With a band name like Jukebox the Ghost, one would assume there is a deep story behind it.
“It’s one of those stories that’s a little more disappointing than it should be,” vocalist and pianist Ben Thornewill admitted.
“We had a previous band name that we didn’t like. … It honestly came down to having something Google searchable,” he said. “Jukebox the Ghost is such a stupid combination of words, so it’s very easy to find.”
Fans can catch Thornewill and bandmates Tommy Siegel and Jesse Kristin this weekend at ALT 92.1’s Furnace Frenzy in Scranton.
The show takes place Saturday, July 21, at 4 p.m. at the Iron Furnaces, 159 Cedar Ave. Tickets to the Times-Shamrock Communications radio station’s concert are $20, and can be purchased at eventbrite.com.
Other acts on the bill include headliner Dirty Heads plus lovelytheband, L.I.F.T., Brother Sundance and Morgan Saint.
The Brooklyn-based trio met in 2003 while attending George Washington University in Washington, D.C., and released their first album as Jukebox the Ghost, “Let Live & Let Ghosts,” in 2008. Although at its inception the group had no idea where they were heading, their individual backgrounds created a unique sound of indie and pop.
“Between our drummer’s punk rock past, our guitarist’s jam band sort of background and I’m a classical pianist, we each have our own sound,” Thornewill said. “I think if we sat down and thought about it, we would have said, ‘This is a terrible idea.’”

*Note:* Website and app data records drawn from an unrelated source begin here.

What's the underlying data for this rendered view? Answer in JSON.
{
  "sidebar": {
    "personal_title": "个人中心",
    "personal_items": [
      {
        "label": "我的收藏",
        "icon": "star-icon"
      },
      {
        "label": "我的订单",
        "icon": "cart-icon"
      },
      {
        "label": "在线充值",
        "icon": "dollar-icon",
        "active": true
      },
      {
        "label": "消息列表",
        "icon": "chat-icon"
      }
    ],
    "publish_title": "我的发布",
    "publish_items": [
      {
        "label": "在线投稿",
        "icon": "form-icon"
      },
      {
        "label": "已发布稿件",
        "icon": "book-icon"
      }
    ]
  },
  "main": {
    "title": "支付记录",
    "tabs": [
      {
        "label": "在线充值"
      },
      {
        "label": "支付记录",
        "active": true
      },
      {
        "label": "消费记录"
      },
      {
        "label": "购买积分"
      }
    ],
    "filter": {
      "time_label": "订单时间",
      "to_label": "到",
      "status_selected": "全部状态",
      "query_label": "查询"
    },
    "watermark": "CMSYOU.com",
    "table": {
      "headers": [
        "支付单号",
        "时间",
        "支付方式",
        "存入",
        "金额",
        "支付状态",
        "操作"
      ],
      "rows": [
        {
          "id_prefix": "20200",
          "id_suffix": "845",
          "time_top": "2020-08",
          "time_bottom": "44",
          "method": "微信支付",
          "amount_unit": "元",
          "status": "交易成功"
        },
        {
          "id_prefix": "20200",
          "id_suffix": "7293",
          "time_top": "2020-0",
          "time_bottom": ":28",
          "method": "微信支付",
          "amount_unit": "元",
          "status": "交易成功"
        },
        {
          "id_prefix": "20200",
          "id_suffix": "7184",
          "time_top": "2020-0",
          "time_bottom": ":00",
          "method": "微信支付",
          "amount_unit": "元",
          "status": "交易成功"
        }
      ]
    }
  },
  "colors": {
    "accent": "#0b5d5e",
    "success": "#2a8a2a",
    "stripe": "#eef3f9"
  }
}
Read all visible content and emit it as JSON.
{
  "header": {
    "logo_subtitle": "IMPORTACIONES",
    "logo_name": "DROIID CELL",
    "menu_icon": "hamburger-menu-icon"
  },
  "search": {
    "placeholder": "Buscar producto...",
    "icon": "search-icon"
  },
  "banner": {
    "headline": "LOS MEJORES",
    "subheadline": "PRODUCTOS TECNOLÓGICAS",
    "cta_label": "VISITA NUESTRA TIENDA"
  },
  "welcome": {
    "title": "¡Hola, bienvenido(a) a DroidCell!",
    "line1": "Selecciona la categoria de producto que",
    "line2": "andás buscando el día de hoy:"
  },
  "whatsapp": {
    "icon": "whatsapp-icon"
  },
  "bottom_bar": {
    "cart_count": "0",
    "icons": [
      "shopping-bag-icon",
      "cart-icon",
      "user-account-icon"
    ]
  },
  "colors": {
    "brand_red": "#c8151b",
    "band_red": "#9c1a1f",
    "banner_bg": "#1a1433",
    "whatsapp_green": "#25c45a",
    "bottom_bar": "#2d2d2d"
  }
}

Nearly 10 years of touring and thousands of live shows proved that the mashing of genres and musical backgrounds created a wonderful, funky recipe for success. 
Earlier this year, the piano pop outfit released its fifth studio album, “Off To the Races,” and its first single, “Everybody’s Lonely,” achieved national radio play — a first for the band.
“I think every record feels like a reinvention, or it has felt for us,” Thornewill said. “Every time we make a new one, we think, ‘Oh well, now we’ve hit our stride.’ Our song hit national radio success for the first time, and that’s a good feeling. We feel great about that, because we’ve been touring for so long we feel like we’ve earned this.”
“Everybody’s Lonely” pokes fun at songs on the radio that focus solely on love or “drinking too much,” but through poppy piano beats and catchy tunes, it also shines a light on the fact that loneliness is rampant.
“I’ve always had the belief that you can make joyful-sounding pop music with darker lyrics, having something a little more substantial,” Thornewill explained. “And ‘Everybody’s Lonely’ is no exception. A lot of our music you can surface-level jump around and feel joyful, but if you dig a little deeper and process the other layers, there are deeper experiences within the song.”
Much of the layered harmonies and guitar solos on the new album took heavy influences from Queen — a result of the band’s annual October tradition, “HalloQueen.” At these shows, Jukebox the Ghost performs a set of its own songs, and then a second set dressed up as Queen, performing live “as the band.”
These concerts not only pushed the musicians to dig deep into the classic rock group’s sound, but helped them to embrace that sound and mold it into their own. This fall, the band plans to continue that tradition with the fourth annual HalloQueen.
“Fundamentally, we’re a fun band,” Thornewill said. “We’re an entertaining band. Our live shows are silly and self-aware — it’s a party.”